Is Network Structure Important for Protest Mobilization? Findings from Agent-Based Modeling

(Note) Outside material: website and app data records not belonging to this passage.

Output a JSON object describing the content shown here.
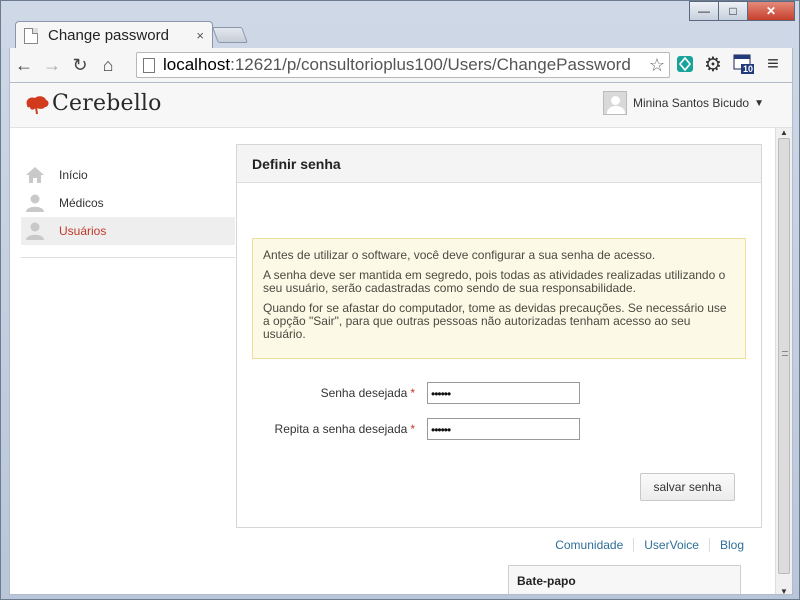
{
  "browser": {
    "tab_title": "Change password",
    "tab_close": "×",
    "url_host": "localhost",
    "url_rest": ":12621/p/consultorioplus100/Users/ChangePassword",
    "window_minimize": "—",
    "window_maximize": "□",
    "window_close": "✕",
    "back_glyph": "←",
    "forward_glyph": "→",
    "reload_glyph": "↻",
    "home_glyph": "⌂",
    "star_glyph": "☆",
    "gear_glyph": "⚙",
    "menu_glyph": "≡",
    "badge_count": "10"
  },
  "header": {
    "brand": "Cerebello",
    "user_name": "Minina Santos Bicudo",
    "user_caret": "▼"
  },
  "sidebar": {
    "items": [
      {
        "label": "Início",
        "icon": "home-icon",
        "active": false
      },
      {
        "label": "Médicos",
        "icon": "user-icon",
        "active": false
      },
      {
        "label": "Usuários",
        "icon": "user-icon",
        "active": true
      }
    ]
  },
  "panel": {
    "title": "Definir senha",
    "notice": [
      "Antes de utilizar o software, você deve configurar a sua senha de acesso.",
      "A senha deve ser mantida em segredo, pois todas as atividades realizadas utilizando o seu usuário, serão cadastradas como sendo de sua responsabilidade.",
      "Quando for se afastar do computador, tome as devidas precauções. Se necessário use a opção \"Sair\", para que outras pessoas não autorizadas tenham acesso ao seu usuário."
    ],
    "field_password_label": "Senha desejada",
    "field_password_value": "••••••",
    "field_confirm_label": "Repita a senha desejada",
    "field_confirm_value": "••••••",
    "required_mark": "*",
    "save_label": "salvar senha"
  },
  "footer": {
    "links": [
      "Comunidade",
      "UserVoice",
      "Blog"
    ]
  },
  "chat": {
    "title": "Bate-papo"
  },
  "colors": {
    "accent_red": "#c0392b",
    "link_blue": "#2e6f98",
    "notice_bg": "#fcf9e6"
  }
}
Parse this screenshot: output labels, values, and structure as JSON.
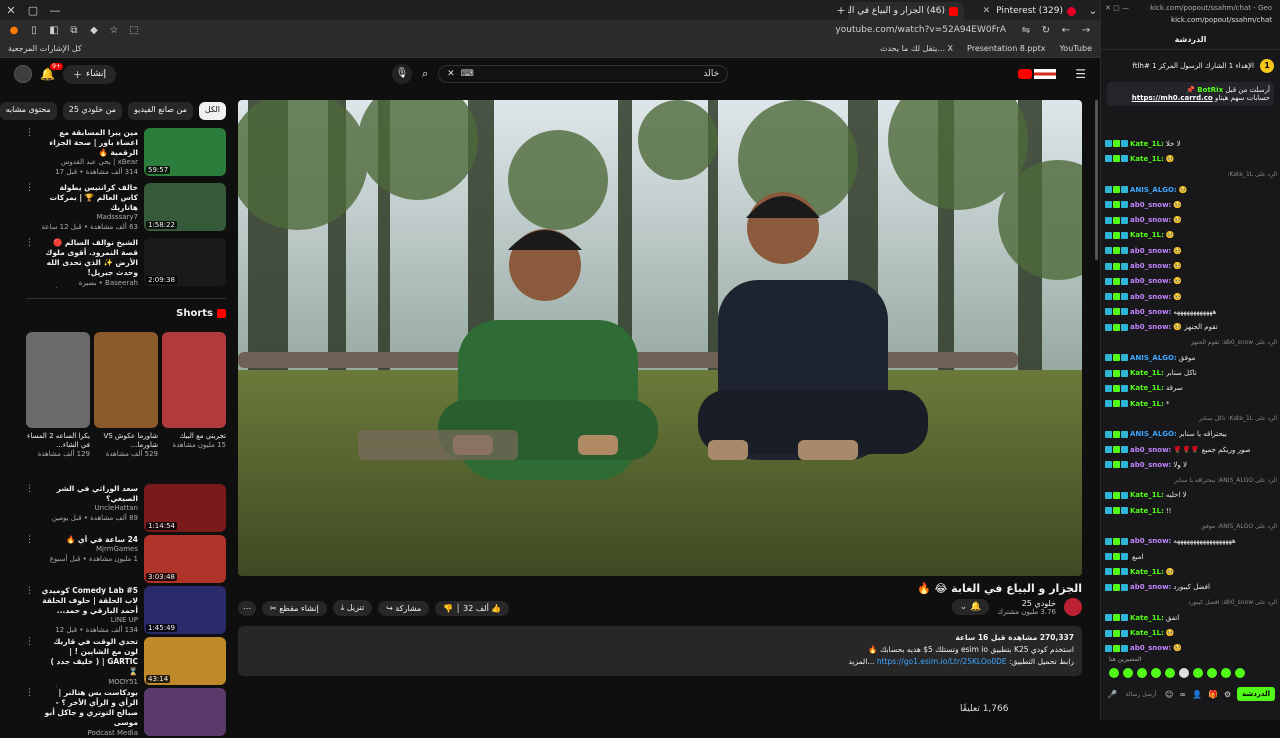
{
  "yt_browser": {
    "tabs": [
      {
        "label": "(46) الجزار و البياع في الغابة 🔥"
      },
      {
        "label": "(329) Pinterest"
      }
    ],
    "url": "youtube.com/watch?v=52A94EW0FrA",
    "bookmarks": {
      "all_label": "كل الإشارات المرجعية",
      "items": [
        "يتقل لك ما يحدث... X",
        "Presentation 8.pptx",
        "YouTube"
      ]
    }
  },
  "yt_header": {
    "notif_count": "9+",
    "create_label": "إنشاء",
    "search_query": "خالد"
  },
  "chips": [
    "الكل",
    "من صانع الفيديو",
    "من خلودي 25",
    "محتوى مشابه"
  ],
  "recs_top": [
    {
      "title": "مين يبرا المسابقة مع اعضاء باور | صحة الجزاء الرقمية 🔥",
      "channel": "xBear | يحي عبد القدوس",
      "views": "314 ألف مشاهدة • قبل 17 ساعة",
      "duration": "59:57",
      "color": "#2a7d3a"
    },
    {
      "title": "خالف كرانتيس يطولة كاس العالم 🏆 | بمركات هاتاريك",
      "channel": "Madsssary7",
      "views": "63 ألف مشاهدة • قبل 12 ساعة",
      "duration": "1:58:22",
      "color": "#355a3a"
    },
    {
      "title": "الشيخ نوالف السالم 🔴 قصة النمرود. أقوى ملوك الأرض ✨ الذي تحدى الله وحدث جبريل!",
      "channel": "Baseerah • بصيرة",
      "views": "148 ألف مشاهدة • قبل 4 أيام",
      "duration": "2:09:38",
      "color": "#1a1a1a"
    }
  ],
  "shorts_label": "Shorts",
  "shorts": [
    {
      "title": "تجربتي مع البيك",
      "views": "15 مليون مشاهدة",
      "color": "#b33a3a"
    },
    {
      "title": "شاورما عكوش VS شاورما...",
      "views": "529 ألف مشاهدة",
      "color": "#8a5a2a"
    },
    {
      "title": "يكرا الساعه 2 المساء في الشاء...",
      "views": "129 ألف مشاهدة",
      "color": "#6a6a6a"
    }
  ],
  "recs_bottom": [
    {
      "title": "سعد الوراثي في الشر الصيغي؟",
      "channel": "UncleHattan",
      "views": "89 ألف مشاهدة • قبل يومين",
      "duration": "1:14:54",
      "color": "#7a1a1a"
    },
    {
      "title": "24 ساعة في أي 🔥",
      "channel": "MjrmGames",
      "views": "1 مليون مشاهدة • قبل أسبوع",
      "duration": "3:03:48",
      "color": "#b0342a"
    },
    {
      "title": "Comedy Lab #5 كوميدي لاب الحلقة | حلوف الحلقة أحمد البارقي و حمد...",
      "channel": "LINE UP",
      "views": "134 ألف مشاهدة • قبل 12 ساعة",
      "duration": "1:45:49",
      "color": "#2a2a6a"
    },
    {
      "title": "تحدي الوقت في قاربك لون مع الشايين ! | GARTIC | ( خليف جدد ) ⌛",
      "channel": "MODY51",
      "views": "140 ألف مشاهدة • قبل 3 أيام",
      "duration": "43:14",
      "color": "#c08a2a"
    },
    {
      "title": "بودكاست بس هتالنر | الرأي و الرأي الأخر ؟ - صبالح التوتري و جاكل أبو موسى",
      "channel": "Podcast Media",
      "views": "",
      "duration": "",
      "color": "#5a3a6a"
    }
  ],
  "video": {
    "title": "الجزار و البياع في الغابة 😂 🔥",
    "channel": "خلودي 25",
    "subs": "3.76 مليون مشترك",
    "like_count": "32 ألف",
    "share_label": "مشاركة",
    "download_label": "تنزيل",
    "clip_label": "إنشاء مقطع",
    "stats": "270,337 مشاهدة قبل 16 ساعة",
    "desc_line": "استخدم كودي K25 بتطبيق esim io وتستلك 5$ هديه بحسابك 🔥",
    "desc_link_label": "رابط تحميل التطبيق:",
    "desc_link": "https://go1.esim.io/Ltr/25KLOo0DE",
    "more": "...المزيد",
    "comments_peek": "1,766 تعليقًا"
  },
  "kick": {
    "top_url": "kick.com/popout/ssahm/chat - Geo",
    "addr": "kick.com/popout/ssahm/chat",
    "title": "الدردشة",
    "pin_text": "الإهداء 1 الشارك الرسول المركز 1 #ftlh",
    "pin_rank": "1",
    "pinned_user": "BotRix",
    "pinned_from": "أرسلت من قبل",
    "pinned_text": "حسابات سهم هيتاو",
    "pinned_link": "https://mh0.carrd.co",
    "messages": [
      {
        "user": "Kate_1L:",
        "color": "#53fc18",
        "text": "لا خلا"
      },
      {
        "user": "Kate_1L:",
        "color": "#53fc18",
        "text": "🥺"
      },
      {
        "reply": "الرد على Kate_1L:"
      },
      {
        "user": "ANIS_ALGO:",
        "color": "#3ea6ff",
        "text": "🥺"
      },
      {
        "user": "ab0_snow:",
        "color": "#c084fc",
        "text": "🥺"
      },
      {
        "user": "ab0_snow:",
        "color": "#c084fc",
        "text": "🥺"
      },
      {
        "user": "Kate_1L:",
        "color": "#53fc18",
        "text": "🥺"
      },
      {
        "user": "ab0_snow:",
        "color": "#c084fc",
        "text": "🥺"
      },
      {
        "user": "ab0_snow:",
        "color": "#c084fc",
        "text": "🥺"
      },
      {
        "user": "ab0_snow:",
        "color": "#c084fc",
        "text": "🥺"
      },
      {
        "user": "ab0_snow:",
        "color": "#c084fc",
        "text": "🥺"
      },
      {
        "user": "ab0_snow:",
        "color": "#c084fc",
        "text": "ههههههههههههه"
      },
      {
        "user": "ab0_snow:",
        "color": "#c084fc",
        "text": "تقوم الجنهز 🥺"
      },
      {
        "reply": "الرد على ab0_snow: تقوم الجنهز"
      },
      {
        "user": "ANIS_ALGO:",
        "color": "#3ea6ff",
        "text": "موفق"
      },
      {
        "user": "Kate_1L:",
        "color": "#53fc18",
        "text": "تاكل سنابر"
      },
      {
        "user": "Kate_1L:",
        "color": "#53fc18",
        "text": "سرقة"
      },
      {
        "user": "Kate_1L:",
        "color": "#53fc18",
        "text": "*"
      },
      {
        "reply": "الرد على Kate_1L: تاكل سنابر"
      },
      {
        "user": "ANIS_ALGO:",
        "color": "#3ea6ff",
        "text": "بيحتراقه يا سنابر"
      },
      {
        "user": "ab0_snow:",
        "color": "#c084fc",
        "text": "صور وريكم جميع 🌹🌹🌹"
      },
      {
        "user": "ab0_snow:",
        "color": "#c084fc",
        "text": "لا ولا"
      },
      {
        "reply": "الرد على ANIS_ALGO: بيحتراقه يا سنابر"
      },
      {
        "user": "Kate_1L:",
        "color": "#53fc18",
        "text": "لا اخليه"
      },
      {
        "user": "Kate_1L:",
        "color": "#53fc18",
        "text": "!!"
      },
      {
        "reply": "الرد على ANIS_ALGO: موفق"
      },
      {
        "user": "ab0_snow:",
        "color": "#c084fc",
        "text": "ههههههههههههههههههه"
      },
      {
        "user": "",
        "color": "#aaa",
        "text": "امبع"
      },
      {
        "user": "Kate_1L:",
        "color": "#53fc18",
        "text": "🥺"
      },
      {
        "user": "ab0_snow:",
        "color": "#c084fc",
        "text": "افضل كيبورد"
      },
      {
        "reply": "الرد على ab0_snow: افضل كيبورد"
      },
      {
        "user": "Kate_1L:",
        "color": "#53fc18",
        "text": "اتفق"
      },
      {
        "user": "Kate_1L:",
        "color": "#53fc18",
        "text": "🥺"
      },
      {
        "user": "ab0_snow:",
        "color": "#c084fc",
        "text": "🥺"
      },
      {
        "user": "Kate_1L:",
        "color": "#53fc18",
        "text": "🥺"
      },
      {
        "user": "Kate_1L:",
        "color": "#53fc18",
        "text": "عم التشمع سوالف و لا بش"
      },
      {
        "user": "Kate_1L:",
        "color": "#53fc18",
        "text": "؟"
      },
      {
        "user": "Kate_1L:",
        "color": "#53fc18",
        "text": "🥺"
      }
    ],
    "note": "المتميزين هنا",
    "input_placeholder": "أرسل رسالة",
    "send_label": "الدردشة"
  }
}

In recent decades, the fo-cus of civic engagement research has shifted towards studying social environments’ effects on individuals’ decisions on whether to participate in a given activity or not. Online communication has been increasingly influencing the scale of social environments as well as the features of both online and offline inter-personal communications. Surely, then, individuals’ decisions concerning protest mobilization are bound to be affected by network properties. Using a series of ABM models with different network structures, we try to identify the structural factors of networks that can influence individuals who are deciding whether to join a protest. The established research in this field traditionally points to two structural factors: network topology and homophily. To our knowledge, however, the literature has not considered two above-mentioned structural factors in combination. In other words, their joint influence on protest mobilization has not been tested. To fill this research gap, we combine several network topologies with enabled/disabled homophily and examine how the combination influences protest turnout and survival. Numerical experiments show that homophily is positively associated with the survival of the protest, but negatively with its size for any network topology. Since we infer this conclusion from a theory-based computational model, we also propose how empirical testing can be conducted.